Your task
Set the whole listing down again, word for word, with no pictures.

Supplied entries

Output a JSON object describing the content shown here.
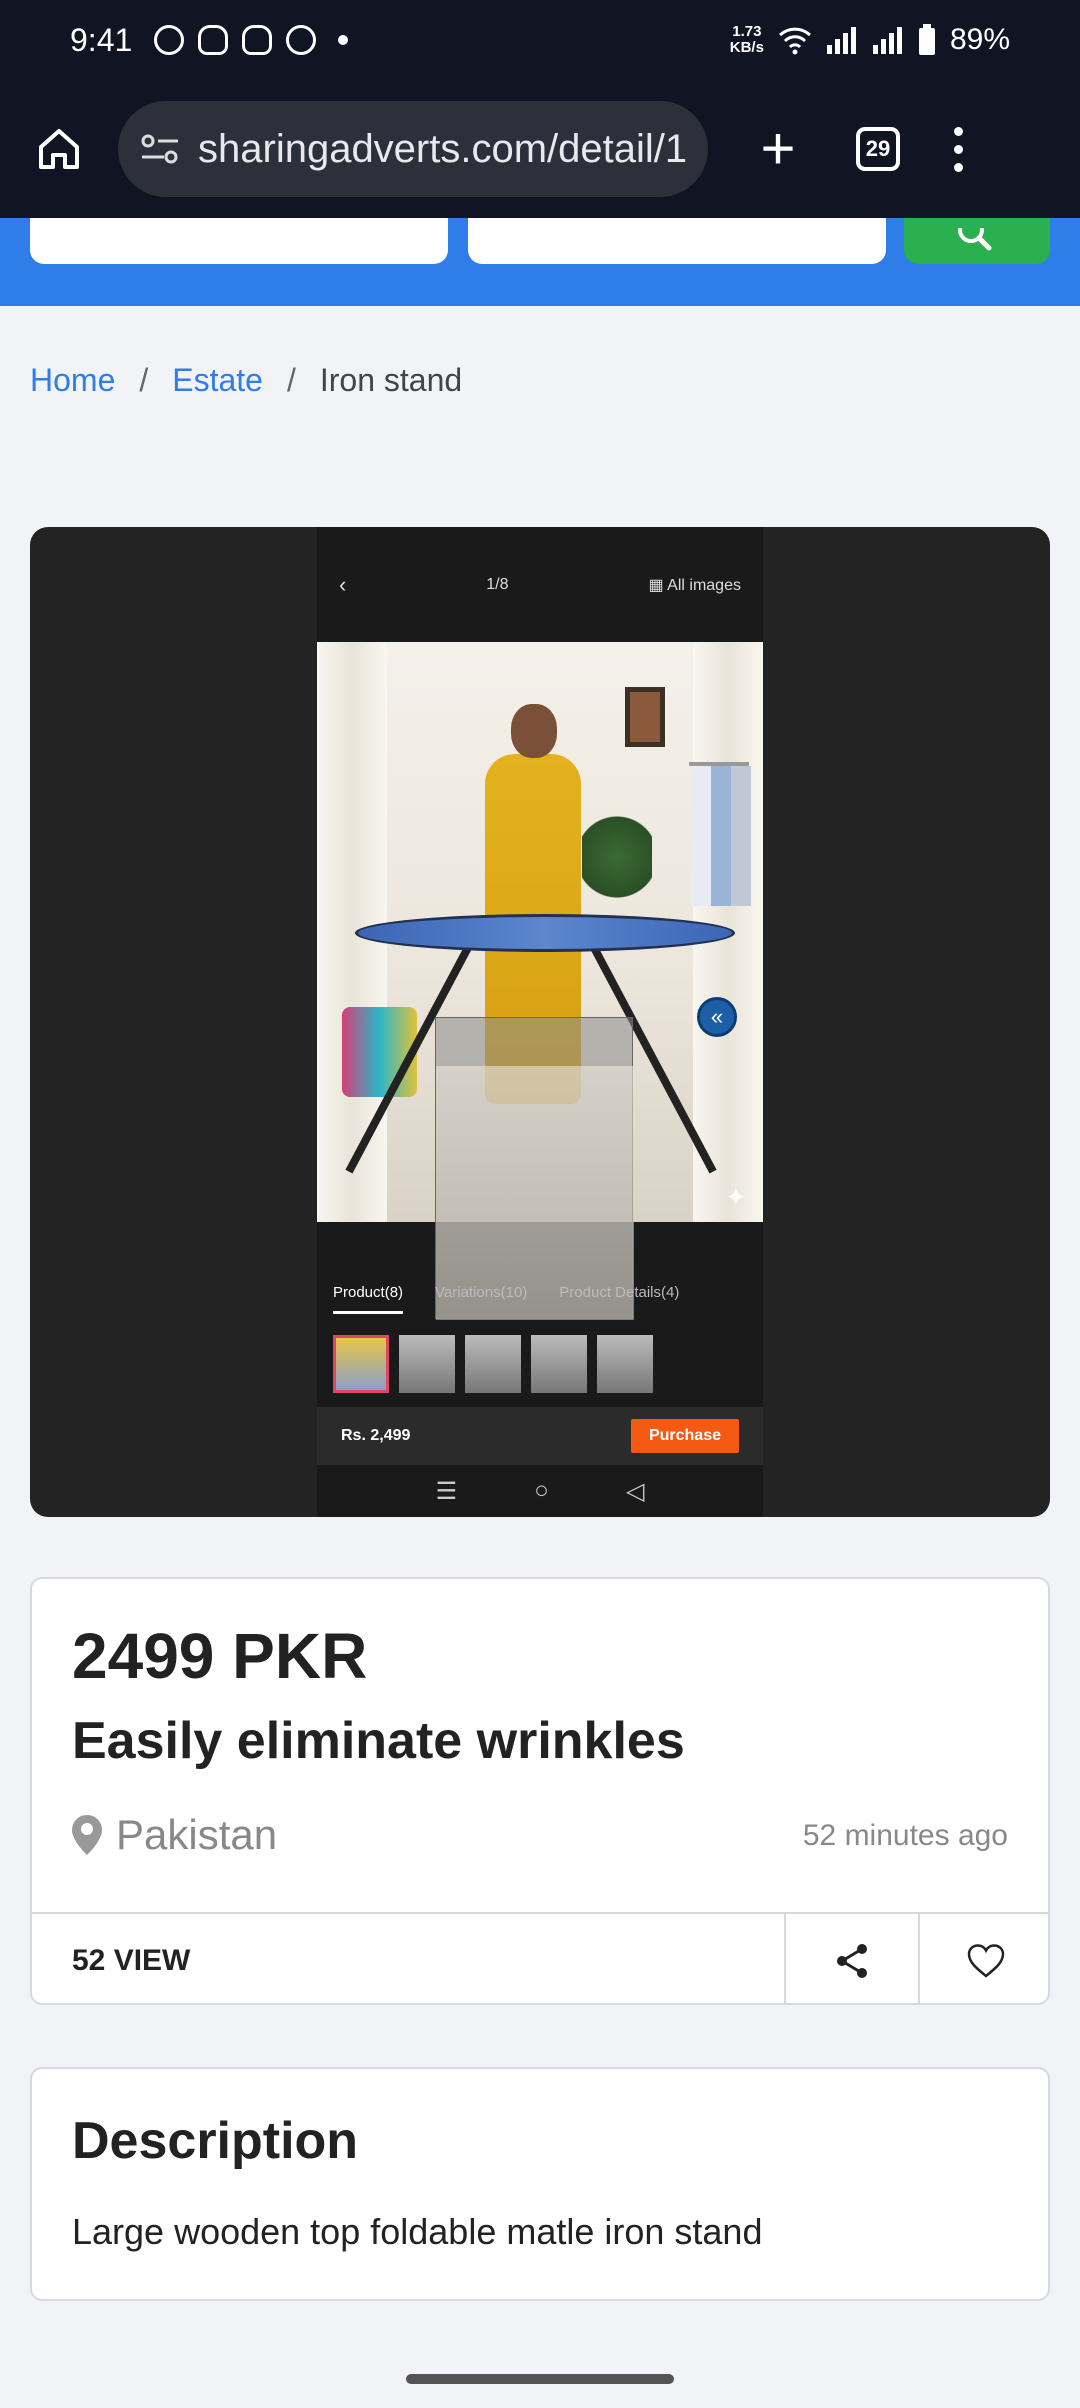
{
  "status_bar": {
    "time": "9:41",
    "net_speed": "1.73",
    "net_unit": "KB/s",
    "battery": "89%",
    "notification_icons": [
      "whatsapp-icon",
      "snapchat-icon",
      "snapchat-icon",
      "whatsapp-business-icon",
      "dot-icon"
    ]
  },
  "browser": {
    "url": "sharingadverts.com/detail/1",
    "tab_count": "29"
  },
  "breadcrumb": {
    "items": [
      "Home",
      "Estate"
    ],
    "current": "Iron stand",
    "separator": "/"
  },
  "gallery": {
    "counter": "1/8",
    "all_images_label": "All images",
    "tabs": [
      "Product(8)",
      "Variations(10)",
      "Product Details(4)"
    ],
    "price": "Rs. 2,499",
    "purchase_label": "Purchase",
    "nav_icons": [
      "☰",
      "○",
      "◁"
    ]
  },
  "listing": {
    "price": "2499 PKR",
    "title": "Easily eliminate wrinkles",
    "location": "Pakistan",
    "posted": "52 minutes ago",
    "views": "52 VIEW"
  },
  "description": {
    "heading": "Description",
    "text": "Large wooden top foldable matle iron stand"
  },
  "colors": {
    "accent": "#2f7de8",
    "search_button": "#2ab04e",
    "purchase": "#f45a12",
    "toolbar": "#111523"
  }
}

Written answer
Output a JSON object describing the content shown here.
{
  "status_bar": {
    "time": "9:41",
    "net_speed": "1.73",
    "net_unit": "KB/s",
    "battery": "89%",
    "notification_icons": [
      "whatsapp-icon",
      "snapchat-icon",
      "snapchat-icon",
      "whatsapp-business-icon",
      "dot-icon"
    ]
  },
  "browser": {
    "url": "sharingadverts.com/detail/1",
    "tab_count": "29"
  },
  "breadcrumb": {
    "items": [
      "Home",
      "Estate"
    ],
    "current": "Iron stand",
    "separator": "/"
  },
  "gallery": {
    "counter": "1/8",
    "all_images_label": "All images",
    "tabs": [
      "Product(8)",
      "Variations(10)",
      "Product Details(4)"
    ],
    "price": "Rs. 2,499",
    "purchase_label": "Purchase",
    "nav_icons": [
      "☰",
      "○",
      "◁"
    ]
  },
  "listing": {
    "price": "2499 PKR",
    "title": "Easily eliminate wrinkles",
    "location": "Pakistan",
    "posted": "52 minutes ago",
    "views": "52 VIEW"
  },
  "description": {
    "heading": "Description",
    "text": "Large wooden top foldable matle iron stand"
  },
  "colors": {
    "accent": "#2f7de8",
    "search_button": "#2ab04e",
    "purchase": "#f45a12",
    "toolbar": "#111523"
  }
}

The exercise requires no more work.